Brazil; and Tucuman, according to Dr. Burmeister
The southern part of Brazil alone, so far as we yet know, is the native country of this very pretty and wellmarked species, and numerous are the specimens that from time to time are sent to Europe from that great emporium of bird skins, Rio de Janeiro.
In some notes kindly transmitted to me by Mr. Reeves, that gentleman states that it inhabits the Provinces of Rio de Janeiro, Santa Catharina and Bahia; that it may be seen in the neighbourhood of Rio from May until November, but never very near the city, and that at the same period it is equally abundant at Novo Friburgo.
The markings of this species are so distinct and so different from those of every other Humming Bird, that it is impossible to confound it with either of them. The sexes closely resemble each other in their markings and in the colouring of their plumage, and the young at an early age assume the adult livery.
The nest, which is of a rather large cup-shaped form, is a very beautiful structure, inwardly composed of thistle-down, and outwardly of moss thickly interwoven with strong cobwebs, over which it is coated with flat pieces of reddish-orange and buffy-white lichens, with occasionally the additional decoration of soft downy feathers. It is generally placed in the forked branch of a shrub. The eggs, as usual, are two in number, oblong in form and of a snowy whiteness.
Mr. Reeves states that the local name of the bird is Papa branca, and that it utters two different cries: one on the wing, which resembles Jack, Jack, Jack; and another when at rest, like Klaw, klaw, jip, jip.
Head, all the upper surface, wing-coverts, chin and sides of the neck, abdomen and flanks deep shining grass-green; on the centre of the throat and breast a large patch of white; lower part of the abdomen and under tail-coverts white; wings purplish brown; two middle tail-feathers deep shining grass-green, the remainder bluish black, the three outer ones tipped with white; upper mandible black; basal two-thirds of the lower mandible fleshy, apical third brown; feet brown.

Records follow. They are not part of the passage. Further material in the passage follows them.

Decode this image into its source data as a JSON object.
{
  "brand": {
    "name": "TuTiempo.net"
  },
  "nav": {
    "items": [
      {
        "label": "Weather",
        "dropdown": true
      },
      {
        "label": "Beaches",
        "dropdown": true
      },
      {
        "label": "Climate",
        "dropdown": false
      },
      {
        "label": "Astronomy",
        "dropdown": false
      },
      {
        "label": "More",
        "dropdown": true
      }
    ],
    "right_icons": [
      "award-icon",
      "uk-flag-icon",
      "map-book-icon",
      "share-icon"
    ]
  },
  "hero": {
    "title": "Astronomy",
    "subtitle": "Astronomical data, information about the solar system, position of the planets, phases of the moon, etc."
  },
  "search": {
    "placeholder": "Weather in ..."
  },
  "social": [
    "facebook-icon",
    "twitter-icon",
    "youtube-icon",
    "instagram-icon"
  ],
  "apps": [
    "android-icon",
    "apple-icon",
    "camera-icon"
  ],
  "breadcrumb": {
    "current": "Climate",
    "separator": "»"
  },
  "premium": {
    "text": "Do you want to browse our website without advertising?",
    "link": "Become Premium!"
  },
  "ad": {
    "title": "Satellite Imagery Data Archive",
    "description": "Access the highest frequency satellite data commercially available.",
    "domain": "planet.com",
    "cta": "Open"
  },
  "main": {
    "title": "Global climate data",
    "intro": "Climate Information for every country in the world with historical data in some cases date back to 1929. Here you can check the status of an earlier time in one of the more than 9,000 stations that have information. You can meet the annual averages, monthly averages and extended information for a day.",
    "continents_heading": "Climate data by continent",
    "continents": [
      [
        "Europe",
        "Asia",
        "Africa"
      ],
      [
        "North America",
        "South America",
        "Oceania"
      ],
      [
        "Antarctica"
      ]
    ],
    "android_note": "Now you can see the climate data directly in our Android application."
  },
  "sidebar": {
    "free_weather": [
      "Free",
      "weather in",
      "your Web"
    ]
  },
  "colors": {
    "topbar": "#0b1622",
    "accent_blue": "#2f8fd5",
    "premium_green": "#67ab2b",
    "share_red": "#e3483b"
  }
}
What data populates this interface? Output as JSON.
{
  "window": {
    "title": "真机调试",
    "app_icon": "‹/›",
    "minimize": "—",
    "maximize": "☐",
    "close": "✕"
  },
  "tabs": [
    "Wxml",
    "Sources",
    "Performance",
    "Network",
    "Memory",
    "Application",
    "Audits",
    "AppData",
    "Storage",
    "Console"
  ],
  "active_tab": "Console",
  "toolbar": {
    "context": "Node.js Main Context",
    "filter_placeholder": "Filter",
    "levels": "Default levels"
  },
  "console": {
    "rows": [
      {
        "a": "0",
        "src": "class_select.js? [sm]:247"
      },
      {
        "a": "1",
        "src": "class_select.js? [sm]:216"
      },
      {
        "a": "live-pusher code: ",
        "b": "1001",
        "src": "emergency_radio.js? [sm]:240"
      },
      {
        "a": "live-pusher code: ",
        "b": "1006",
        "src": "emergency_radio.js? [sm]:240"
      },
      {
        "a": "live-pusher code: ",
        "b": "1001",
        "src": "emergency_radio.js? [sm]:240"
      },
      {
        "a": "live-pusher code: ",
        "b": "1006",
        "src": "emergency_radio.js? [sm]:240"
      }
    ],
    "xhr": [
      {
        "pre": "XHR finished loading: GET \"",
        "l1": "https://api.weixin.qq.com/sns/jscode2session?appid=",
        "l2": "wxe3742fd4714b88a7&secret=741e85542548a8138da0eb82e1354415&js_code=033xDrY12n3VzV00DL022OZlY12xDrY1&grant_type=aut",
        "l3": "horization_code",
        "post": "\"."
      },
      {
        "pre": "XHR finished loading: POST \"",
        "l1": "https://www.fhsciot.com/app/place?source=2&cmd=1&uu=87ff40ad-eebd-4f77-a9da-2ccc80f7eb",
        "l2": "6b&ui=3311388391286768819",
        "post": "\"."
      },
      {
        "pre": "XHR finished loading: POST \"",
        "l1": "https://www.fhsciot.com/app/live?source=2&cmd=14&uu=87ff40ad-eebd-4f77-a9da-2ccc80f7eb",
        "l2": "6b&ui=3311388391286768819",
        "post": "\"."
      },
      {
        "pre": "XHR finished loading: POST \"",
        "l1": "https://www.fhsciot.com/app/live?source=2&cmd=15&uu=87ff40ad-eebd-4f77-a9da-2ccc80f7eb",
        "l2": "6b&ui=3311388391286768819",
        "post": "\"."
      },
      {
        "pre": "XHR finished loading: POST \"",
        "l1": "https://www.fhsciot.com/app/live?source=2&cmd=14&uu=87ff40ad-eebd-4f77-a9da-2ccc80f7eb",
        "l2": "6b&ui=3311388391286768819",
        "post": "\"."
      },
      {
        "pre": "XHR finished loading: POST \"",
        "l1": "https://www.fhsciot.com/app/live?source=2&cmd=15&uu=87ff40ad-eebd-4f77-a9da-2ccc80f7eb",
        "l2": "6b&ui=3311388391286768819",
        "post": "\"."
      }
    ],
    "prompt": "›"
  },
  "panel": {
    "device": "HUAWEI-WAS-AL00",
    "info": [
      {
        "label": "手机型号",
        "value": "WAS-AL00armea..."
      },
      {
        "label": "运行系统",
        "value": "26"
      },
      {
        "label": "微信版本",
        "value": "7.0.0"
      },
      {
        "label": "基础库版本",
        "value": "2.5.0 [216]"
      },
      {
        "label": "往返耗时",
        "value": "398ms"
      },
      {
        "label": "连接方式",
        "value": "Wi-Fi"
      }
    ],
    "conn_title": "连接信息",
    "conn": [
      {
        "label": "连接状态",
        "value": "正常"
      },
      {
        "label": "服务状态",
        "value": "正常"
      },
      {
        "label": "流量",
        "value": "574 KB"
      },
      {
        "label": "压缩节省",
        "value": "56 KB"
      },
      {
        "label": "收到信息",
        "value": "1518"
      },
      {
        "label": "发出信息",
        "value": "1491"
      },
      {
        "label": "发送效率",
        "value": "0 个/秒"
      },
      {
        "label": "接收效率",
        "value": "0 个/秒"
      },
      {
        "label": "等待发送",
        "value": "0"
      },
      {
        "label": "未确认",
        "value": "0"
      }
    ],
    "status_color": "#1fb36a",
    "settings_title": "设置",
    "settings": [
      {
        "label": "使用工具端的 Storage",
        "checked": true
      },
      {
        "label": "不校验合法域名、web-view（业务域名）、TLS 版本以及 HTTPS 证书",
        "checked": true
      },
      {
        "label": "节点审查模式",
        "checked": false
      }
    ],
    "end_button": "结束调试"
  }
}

The figures are of the natural size.
Featuring all 422 illustrated species from John Gould’s A Monograph of the Trochilidæ, or Family of Humming-Birds arranged by color.